__MATERIAL FOR THIS EXERCISE__.
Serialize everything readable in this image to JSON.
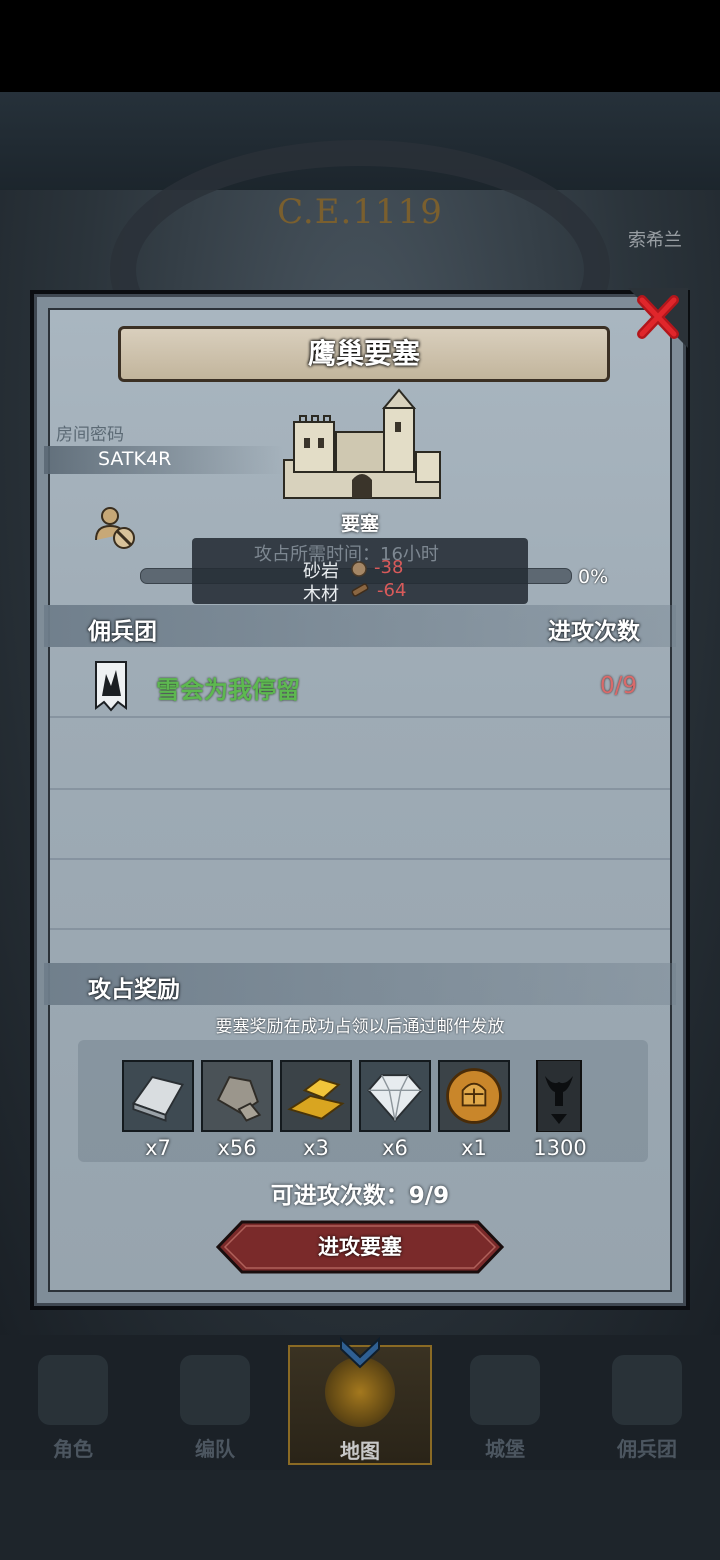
{
  "background": {
    "era_label": "C.E.1119",
    "side_label": "索希兰"
  },
  "dialog": {
    "title": "鹰巢要塞",
    "room": {
      "label": "房间密码",
      "code": "SATK4R"
    },
    "building": {
      "label": "要塞",
      "occupation_percent": "0%"
    },
    "tooltip": {
      "title": "攻占所需时间：16小时",
      "rows": [
        {
          "name": "砂岩",
          "value": "-38"
        },
        {
          "name": "木材",
          "value": "-64"
        }
      ]
    },
    "mercenary_header": "佣兵团",
    "attack_count_header": "进攻次数",
    "teams": [
      {
        "name": "雪会为我停留",
        "count": "0/9"
      }
    ],
    "reward_header": "攻占奖励",
    "reward_note": "要塞奖励在成功占领以后通过邮件发放",
    "rewards": [
      {
        "icon": "iron-ingot-icon",
        "qty": "x7"
      },
      {
        "icon": "stone-ore-icon",
        "qty": "x56"
      },
      {
        "icon": "gold-bars-icon",
        "qty": "x3"
      },
      {
        "icon": "diamond-icon",
        "qty": "x6"
      },
      {
        "icon": "knight-helmet-coin-icon",
        "qty": "x1"
      },
      {
        "icon": "bull-banner-icon",
        "qty": "1300"
      }
    ],
    "attempts_text": "可进攻次数：9/9",
    "attack_button": "进攻要塞"
  },
  "nav": {
    "items": [
      {
        "label": "角色",
        "icon": "knight-icon"
      },
      {
        "label": "编队",
        "icon": "helmet-icon"
      },
      {
        "label": "地图",
        "icon": "globe-map-icon",
        "active": true
      },
      {
        "label": "城堡",
        "icon": "castle-icon"
      },
      {
        "label": "佣兵团",
        "icon": "ship-icon"
      }
    ]
  },
  "colors": {
    "accent_gold": "#8a6a24",
    "team_green": "#5db850",
    "negative_red": "#d85a5a",
    "button_red": "#7a2a2a"
  }
}
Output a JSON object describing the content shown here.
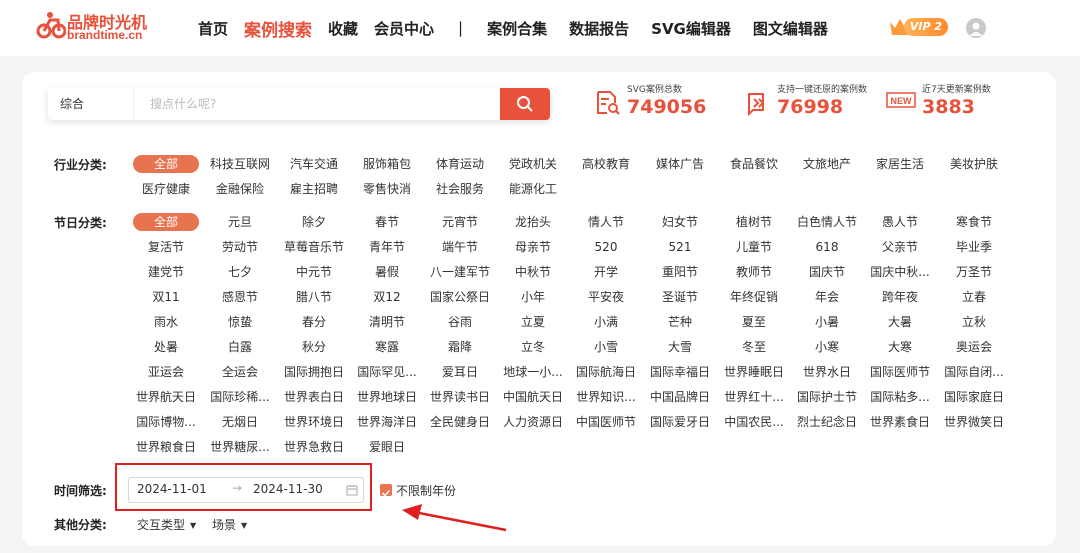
{
  "brand": {
    "name_cn": "品牌时光机",
    "name_en": "brandtime.cn"
  },
  "nav": {
    "items": [
      "首页",
      "案例搜索",
      "收藏",
      "会员中心"
    ],
    "separator": "|",
    "items2": [
      "案例合集",
      "数据报告",
      "SVG编辑器",
      "图文编辑器"
    ],
    "active": "案例搜索"
  },
  "vip": {
    "label": "VIP 2"
  },
  "search": {
    "type": "综合",
    "placeholder": "搜点什么呢?"
  },
  "stats": [
    {
      "label": "SVG案例总数",
      "value": "749056",
      "icon": "document-search-icon"
    },
    {
      "label": "支持一键还原的案例数",
      "value": "76998",
      "icon": "restore-icon"
    },
    {
      "label": "近7天更新案例数",
      "value": "3883",
      "icon": "new-badge-icon"
    }
  ],
  "filters": {
    "industry_label": "行业分类:",
    "industry": [
      "全部",
      "科技互联网",
      "汽车交通",
      "服饰箱包",
      "体育运动",
      "党政机关",
      "高校教育",
      "媒体广告",
      "食品餐饮",
      "文旅地产",
      "家居生活",
      "美妆护肤",
      "医疗健康",
      "金融保险",
      "雇主招聘",
      "零售快消",
      "社会服务",
      "能源化工"
    ],
    "festival_label": "节日分类:",
    "festival": [
      "全部",
      "元旦",
      "除夕",
      "春节",
      "元宵节",
      "龙抬头",
      "情人节",
      "妇女节",
      "植树节",
      "白色情人节",
      "愚人节",
      "寒食节",
      "复活节",
      "劳动节",
      "草莓音乐节",
      "青年节",
      "端午节",
      "母亲节",
      "520",
      "521",
      "儿童节",
      "618",
      "父亲节",
      "毕业季",
      "建党节",
      "七夕",
      "中元节",
      "暑假",
      "八一建军节",
      "中秋节",
      "开学",
      "重阳节",
      "教师节",
      "国庆节",
      "国庆中秋...",
      "万圣节",
      "双11",
      "感恩节",
      "腊八节",
      "双12",
      "国家公祭日",
      "小年",
      "平安夜",
      "圣诞节",
      "年终促销",
      "年会",
      "跨年夜",
      "立春",
      "雨水",
      "惊蛰",
      "春分",
      "清明节",
      "谷雨",
      "立夏",
      "小满",
      "芒种",
      "夏至",
      "小暑",
      "大暑",
      "立秋",
      "处暑",
      "白露",
      "秋分",
      "寒露",
      "霜降",
      "立冬",
      "小雪",
      "大雪",
      "冬至",
      "小寒",
      "大寒",
      "奥运会",
      "亚运会",
      "全运会",
      "国际拥抱日",
      "国际罕见...",
      "爱耳日",
      "地球一小...",
      "国际航海日",
      "国际幸福日",
      "世界睡眠日",
      "世界水日",
      "国际医师节",
      "国际自闭...",
      "世界航天日",
      "国际珍稀...",
      "世界表白日",
      "世界地球日",
      "世界读书日",
      "中国航天日",
      "世界知识...",
      "中国品牌日",
      "世界红十...",
      "国际护士节",
      "国际粘多...",
      "国际家庭日",
      "国际博物...",
      "无烟日",
      "世界环境日",
      "世界海洋日",
      "全民健身日",
      "人力资源日",
      "中国医师节",
      "国际爱牙日",
      "中国农民...",
      "烈士纪念日",
      "世界素食日",
      "世界微笑日",
      "世界粮食日",
      "世界糖尿...",
      "世界急救日",
      "爱眼日"
    ],
    "time_label": "时间筛选:",
    "date_start": "2024-11-01",
    "date_arrow": "→",
    "date_end": "2024-11-30",
    "unlimited_year": "不限制年份",
    "other_label": "其他分类:",
    "dropdowns": [
      "交互类型",
      "场景"
    ]
  },
  "colors": {
    "accent": "#e8513a",
    "tag_active": "#e8734f",
    "highlight": "#e02020"
  }
}
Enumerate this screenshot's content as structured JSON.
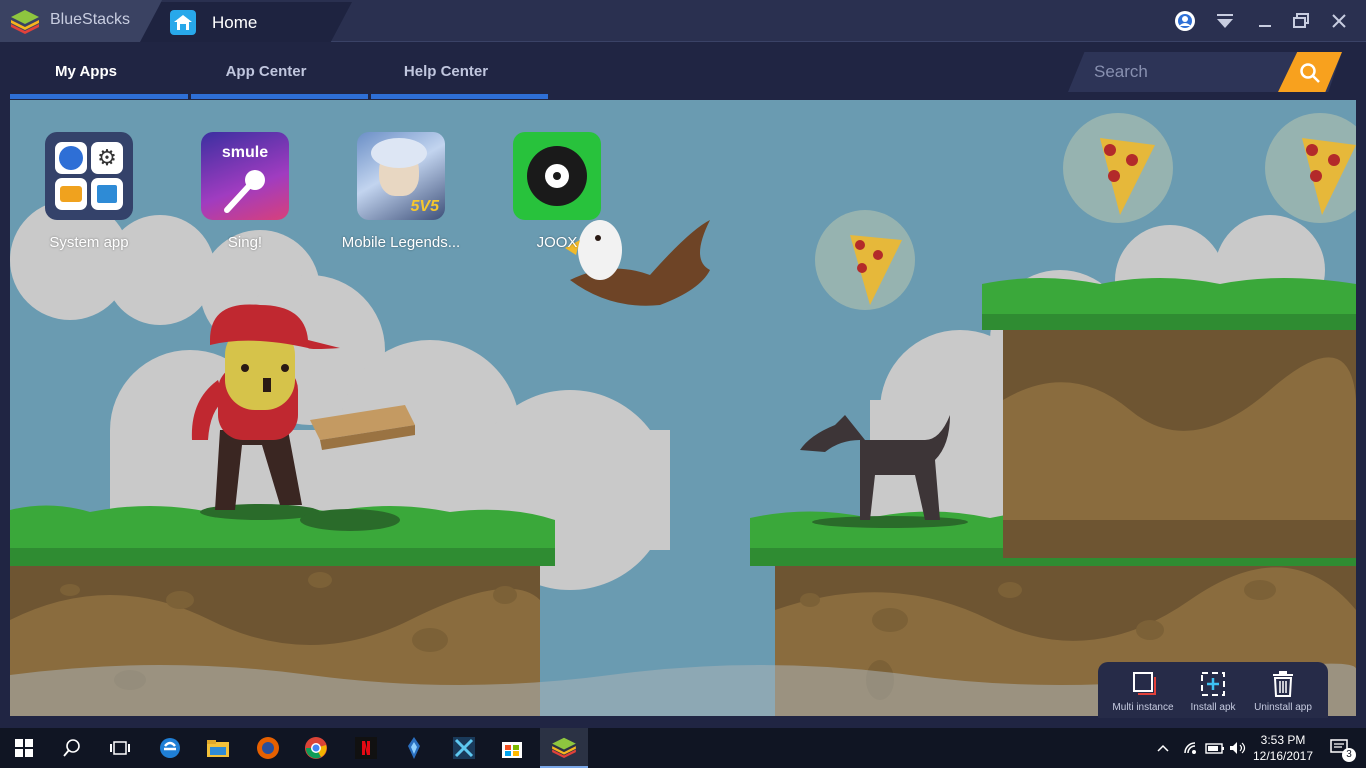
{
  "window": {
    "app_title": "BlueStacks",
    "tab_title": "Home"
  },
  "nav": {
    "tabs": [
      {
        "label": "My Apps",
        "active": true
      },
      {
        "label": "App Center",
        "active": false
      },
      {
        "label": "Help Center",
        "active": false
      }
    ],
    "search_placeholder": "Search"
  },
  "apps": [
    {
      "label": "System app"
    },
    {
      "label": "Sing!",
      "brand_text": "smule"
    },
    {
      "label": "Mobile Legends...",
      "badge_text": "5V5"
    },
    {
      "label": "JOOX"
    }
  ],
  "tools": [
    {
      "label": "Multi instance",
      "icon": "multi-instance-icon"
    },
    {
      "label": "Install apk",
      "icon": "install-apk-icon"
    },
    {
      "label": "Uninstall app",
      "icon": "trash-icon"
    }
  ],
  "taskbar": {
    "time": "3:53 PM",
    "date": "12/16/2017",
    "notification_count": "3"
  },
  "colors": {
    "accent_blue": "#2e6fd6",
    "search_button": "#f8a11e",
    "sky": "#6a9bb1",
    "grass": "#3aa83a",
    "dirt": "#6e5532"
  }
}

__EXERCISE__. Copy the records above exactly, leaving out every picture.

__EXPECTED ANSWER__.
Serialize everything readable in this image to JSON.
{
  "background": {
    "era_label": "C.E.1119",
    "side_label": "索希兰"
  },
  "dialog": {
    "title": "鹰巢要塞",
    "room": {
      "label": "房间密码",
      "code": "SATK4R"
    },
    "building": {
      "label": "要塞",
      "occupation_percent": "0%"
    },
    "tooltip": {
      "title": "攻占所需时间：16小时",
      "rows": [
        {
          "name": "砂岩",
          "value": "-38"
        },
        {
          "name": "木材",
          "value": "-64"
        }
      ]
    },
    "mercenary_header": "佣兵团",
    "attack_count_header": "进攻次数",
    "teams": [
      {
        "name": "雪会为我停留",
        "count": "0/9"
      }
    ],
    "reward_header": "攻占奖励",
    "reward_note": "要塞奖励在成功占领以后通过邮件发放",
    "rewards": [
      {
        "icon": "iron-ingot-icon",
        "qty": "x7"
      },
      {
        "icon": "stone-ore-icon",
        "qty": "x56"
      },
      {
        "icon": "gold-bars-icon",
        "qty": "x3"
      },
      {
        "icon": "diamond-icon",
        "qty": "x6"
      },
      {
        "icon": "knight-helmet-coin-icon",
        "qty": "x1"
      },
      {
        "icon": "bull-banner-icon",
        "qty": "1300"
      }
    ],
    "attempts_text": "可进攻次数：9/9",
    "attack_button": "进攻要塞"
  },
  "nav": {
    "items": [
      {
        "label": "角色",
        "icon": "knight-icon"
      },
      {
        "label": "编队",
        "icon": "helmet-icon"
      },
      {
        "label": "地图",
        "icon": "globe-map-icon",
        "active": true
      },
      {
        "label": "城堡",
        "icon": "castle-icon"
      },
      {
        "label": "佣兵团",
        "icon": "ship-icon"
      }
    ]
  },
  "colors": {
    "accent_gold": "#8a6a24",
    "team_green": "#5db850",
    "negative_red": "#d85a5a",
    "button_red": "#7a2a2a"
  }
}
Output a JSON object describing the content shown here.
{
  "brand": {
    "name_cn": "品牌时光机",
    "name_en": "brandtime.cn"
  },
  "nav": {
    "items": [
      "首页",
      "案例搜索",
      "收藏",
      "会员中心"
    ],
    "separator": "|",
    "items2": [
      "案例合集",
      "数据报告",
      "SVG编辑器",
      "图文编辑器"
    ],
    "active": "案例搜索"
  },
  "vip": {
    "label": "VIP 2"
  },
  "search": {
    "type": "综合",
    "placeholder": "搜点什么呢?"
  },
  "stats": [
    {
      "label": "SVG案例总数",
      "value": "749056",
      "icon": "document-search-icon"
    },
    {
      "label": "支持一键还原的案例数",
      "value": "76998",
      "icon": "restore-icon"
    },
    {
      "label": "近7天更新案例数",
      "value": "3883",
      "icon": "new-badge-icon"
    }
  ],
  "filters": {
    "industry_label": "行业分类:",
    "industry": [
      "全部",
      "科技互联网",
      "汽车交通",
      "服饰箱包",
      "体育运动",
      "党政机关",
      "高校教育",
      "媒体广告",
      "食品餐饮",
      "文旅地产",
      "家居生活",
      "美妆护肤",
      "医疗健康",
      "金融保险",
      "雇主招聘",
      "零售快消",
      "社会服务",
      "能源化工"
    ],
    "festival_label": "节日分类:",
    "festival": [
      "全部",
      "元旦",
      "除夕",
      "春节",
      "元宵节",
      "龙抬头",
      "情人节",
      "妇女节",
      "植树节",
      "白色情人节",
      "愚人节",
      "寒食节",
      "复活节",
      "劳动节",
      "草莓音乐节",
      "青年节",
      "端午节",
      "母亲节",
      "520",
      "521",
      "儿童节",
      "618",
      "父亲节",
      "毕业季",
      "建党节",
      "七夕",
      "中元节",
      "暑假",
      "八一建军节",
      "中秋节",
      "开学",
      "重阳节",
      "教师节",
      "国庆节",
      "国庆中秋...",
      "万圣节",
      "双11",
      "感恩节",
      "腊八节",
      "双12",
      "国家公祭日",
      "小年",
      "平安夜",
      "圣诞节",
      "年终促销",
      "年会",
      "跨年夜",
      "立春",
      "雨水",
      "惊蛰",
      "春分",
      "清明节",
      "谷雨",
      "立夏",
      "小满",
      "芒种",
      "夏至",
      "小暑",
      "大暑",
      "立秋",
      "处暑",
      "白露",
      "秋分",
      "寒露",
      "霜降",
      "立冬",
      "小雪",
      "大雪",
      "冬至",
      "小寒",
      "大寒",
      "奥运会",
      "亚运会",
      "全运会",
      "国际拥抱日",
      "国际罕见...",
      "爱耳日",
      "地球一小...",
      "国际航海日",
      "国际幸福日",
      "世界睡眠日",
      "世界水日",
      "国际医师节",
      "国际自闭...",
      "世界航天日",
      "国际珍稀...",
      "世界表白日",
      "世界地球日",
      "世界读书日",
      "中国航天日",
      "世界知识...",
      "中国品牌日",
      "世界红十...",
      "国际护士节",
      "国际粘多...",
      "国际家庭日",
      "国际博物...",
      "无烟日",
      "世界环境日",
      "世界海洋日",
      "全民健身日",
      "人力资源日",
      "中国医师节",
      "国际爱牙日",
      "中国农民...",
      "烈士纪念日",
      "世界素食日",
      "世界微笑日",
      "世界粮食日",
      "世界糖尿...",
      "世界急救日",
      "爱眼日"
    ],
    "time_label": "时间筛选:",
    "date_start": "2024-11-01",
    "date_arrow": "→",
    "date_end": "2024-11-30",
    "unlimited_year": "不限制年份",
    "other_label": "其他分类:",
    "dropdowns": [
      "交互类型",
      "场景"
    ]
  },
  "colors": {
    "accent": "#e8513a",
    "tag_active": "#e8734f",
    "highlight": "#e02020"
  }
}
Enumerate this screenshot's content as structured JSON.
{
  "window": {
    "app_title": "BlueStacks",
    "tab_title": "Home"
  },
  "nav": {
    "tabs": [
      {
        "label": "My Apps",
        "active": true
      },
      {
        "label": "App Center",
        "active": false
      },
      {
        "label": "Help Center",
        "active": false
      }
    ],
    "search_placeholder": "Search"
  },
  "apps": [
    {
      "label": "System app"
    },
    {
      "label": "Sing!",
      "brand_text": "smule"
    },
    {
      "label": "Mobile Legends...",
      "badge_text": "5V5"
    },
    {
      "label": "JOOX"
    }
  ],
  "tools": [
    {
      "label": "Multi instance",
      "icon": "multi-instance-icon"
    },
    {
      "label": "Install apk",
      "icon": "install-apk-icon"
    },
    {
      "label": "Uninstall app",
      "icon": "trash-icon"
    }
  ],
  "taskbar": {
    "time": "3:53 PM",
    "date": "12/16/2017",
    "notification_count": "3"
  },
  "colors": {
    "accent_blue": "#2e6fd6",
    "search_button": "#f8a11e",
    "sky": "#6a9bb1",
    "grass": "#3aa83a",
    "dirt": "#6e5532"
  }
}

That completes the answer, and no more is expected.